Seattle’s secondary will either be far superior to fans’ (and experts) expectations this season, or will be by next season. In other words, the foundation is in place for success, and it is only a matter of time for that success to arrive. Richard Sherman will be a player in this league. Brandon Browner will be a player in this league. Walt Thurmond is a question mark until I see him this year. Kam Chancellor and Earl Thomas should be the best safety tandem in team history within a year.
The secondary’s biggest problem will be pass interference and illegal contact penalties. The increased focus on press coverage and bigger players has also brought players more likely to be overly aggressive and less agile. Fans may get less aggravated with long passes getting completed over the top of smaller defenders, but some of that aggravation will transition to anger about repeated penalties that keep drives alive.
The Offensive Line
No unit will be harder to predict heading into the regular season than this one. The overall talent is clearly upgraded, but so much about offensive line performance is about coordination and chemistry that it is possible the overall production could be worse than last season. Coach Tom Cable has a reputation and track record of maximizing his line talent, so this is not a long-term concern. Seattle’s running attack was so toothless last season, that even small things like converting more 3rd and 1 plays and increasing the overall time of possession would be significant improvements.
Pass protection, false starts, and holding penalties are the places fans may see the youth and lack of chemistry commonly appear in 2011.
More than just talent, though, the personalities of this group give me a ton of confidence that better days are ahead. John Moffitt strikes me as a “glue” guy. James Carpenter is soft-spoken, but plays with power. Russell Okung looks like a leader-in-the-making who won’t accept less than excellence from himself. Max Unger may have some physical questions he’ll need to answer, but his make-up is great. Robert Gallery fits right in. Talent, coaching and complimentary personalities make success appear inevitable.
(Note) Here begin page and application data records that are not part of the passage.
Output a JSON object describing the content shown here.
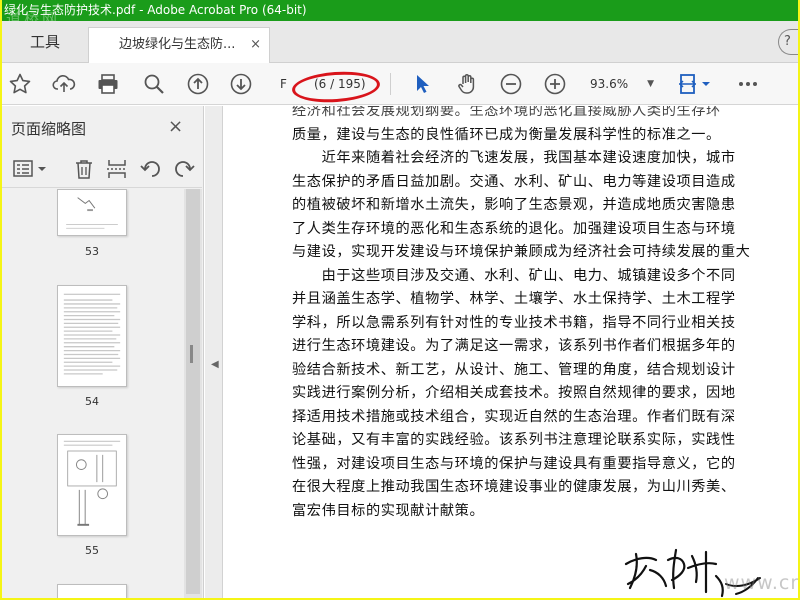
{
  "window": {
    "title": "绿化与生态防护技术.pdf - Adobe Acrobat Pro (64-bit)",
    "watermark_top": "道桥网"
  },
  "tabs": {
    "tools_label": "工具",
    "document_label": "边坡绿化与生态防...",
    "close_label": "×",
    "help_label": "?"
  },
  "toolbar": {
    "page_prefix": "F",
    "page_count": "(6 / 195)",
    "zoom_value": "93.6%",
    "icons": [
      "star-icon",
      "upload-icon",
      "print-icon",
      "zoom-search-icon",
      "page-up-icon",
      "page-down-icon",
      "select-arrow-icon",
      "hand-icon",
      "zoom-out-icon",
      "zoom-in-icon",
      "fit-page-icon",
      "more-icon"
    ],
    "accent_color": "#1f5fbf"
  },
  "sidebar": {
    "title": "页面缩略图",
    "close_label": "×",
    "thumbnails": [
      {
        "label": "53"
      },
      {
        "label": "54"
      },
      {
        "label": "55"
      }
    ]
  },
  "document": {
    "lines": [
      "经济和社会发展规划纲要。生态环境的恶化直接威胁人类的生存环",
      "质量，建设与生态的良性循环已成为衡量发展科学性的标准之一。",
      "　　近年来随着社会经济的飞速发展，我国基本建设速度加快，城市",
      "生态保护的矛盾日益加剧。交通、水利、矿山、电力等建设项目造成",
      "的植被破坏和新增水土流失，影响了生态景观，并造成地质灾害隐患",
      "了人类生存环境的恶化和生态系统的退化。加强建设项目生态与环境",
      "与建设，实现开发建设与环境保护兼顾成为经济社会可持续发展的重大",
      "　　由于这些项目涉及交通、水利、矿山、电力、城镇建设多个不同",
      "并且涵盖生态学、植物学、林学、土壤学、水土保持学、土木工程学",
      "学科，所以急需系列有针对性的专业技术书籍，指导不同行业相关技",
      "进行生态环境建设。为了满足这一需求，该系列书作者们根据多年的",
      "验结合新技术、新工艺，从设计、施工、管理的角度，结合规划设计",
      "实践进行案例分析，介绍相关成套技术。按照自然规律的要求，因地",
      "择适用技术措施或技术组合，实现近自然的生态治理。作者们既有深",
      "论基础，又有丰富的实践经验。该系列书注意理论联系实际，实践性",
      "性强，对建设项目生态与环境的保护与建设具有重要指导意义，它的",
      "在很大程度上推动我国生态环境建设事业的健康发展，为山川秀美、",
      "富宏伟目标的实现献计献策。"
    ],
    "watermark_bottom": "www.cndao.com"
  }
}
Jackson will become the next polarizing figure on the team. There will be some who make excuses for him, and others that criticize every throw. Jackson has generally been a sub-par quarterback in his career. I expect he will continue to be a liability. There is only so much that scheme and supporting cast can do about poor decision-making and inaccuracy. He will have a few moments or games where people believe they see his potential, and others where people call for Whitehurst. A QB rating over 90 would be an all-time shocker. A rating over 80 would be a serious accomplishment for the coaching staff and Jackson.
Rice will be a fast favorite. He will dazzle, and sometimes, dominate. He will also potentially cause as much trouble as opportunity for Mike Williams. Williams became the featured receiver last season. He is a very different player than Rice, and may be more effected by Jackson’s inaccuracy and lack of chemistry with him. If the team goes four games with Rice getting 5-9 catches and Williams getting 1-3, there may be some griping, especially if the team is losing. The price you pay for talent at the WR in the NFL is diva-esque egos. Rice is going to get his. The pressure on Williams to prove last year was no fluke, combined with a drop-off in QB play could create a recipe for in-fighting.
Paul Allen Advantage Underplayed
The Seahawks have stood apart from many teams in free agency by going out and signing premium talent. Lots of teams appear to be sitting on the sidelines both because they are not required to spend a minimum amount until 2013, and because they think re-signing their own players makes more sense in a lockout-shortened off-season. Paul Allen has clearly given Pete Carroll the go-ahead to spend this year. Going big in free agency is not a great way to build a team, but when you are talking about adding Pro Bowl-level players that are in their mid-20s, that’s a bit different than throwing big money at a 30-year-old.
Built To Last
There is a chance the Seahawks have the foundation built for lasting success at: offensive line, wide receiver, cornerback, and safety. Defensive line, quarterback, linebacker and running back all have more things like contracts ending and some older players that make them less projectable in 2+ years. If the best case scenario works out, the team could be one more off-season away from completely refreshing the roster with talent that could grow and win together for a long, long time.
Sam Bradford should be a star for years to come if he can stay healthy. Kevin Kolb could become a franchise QB. If Seattle succeeds “too much” this year, it is possible they could miss out on the QB they need and be locked into mediocrity while their divisional competition surpasses them. Quarterback play still is the best indicator of team success in the NFL. Drafting a franchise QB is by far the most proven way to find that talent. I, for one, will not exhale until we draft a guy in the 1st round who can develop into that player.
San Francisco Scares And Confuses Me
The only explanation for the 49ers off-season is that they are going after Andrew Luck. There really is no other reason I can think of why they have sent so much talent packing while adding so little in return. If they get Luck, it would all be worth it, as they would become the team to beat for years to come. Something tells me it is not that simple, though. There is some element of Jim Harbaugh’s ego and 49er front office oddity that is leading the franchise down a risky path. They used to be the most talented team in the division without a good coach and quarterback. Now, they are not the most talented team and still have big questions at coach and quarterback. Weird.
More to come…at least my head is a little lighter than it was before.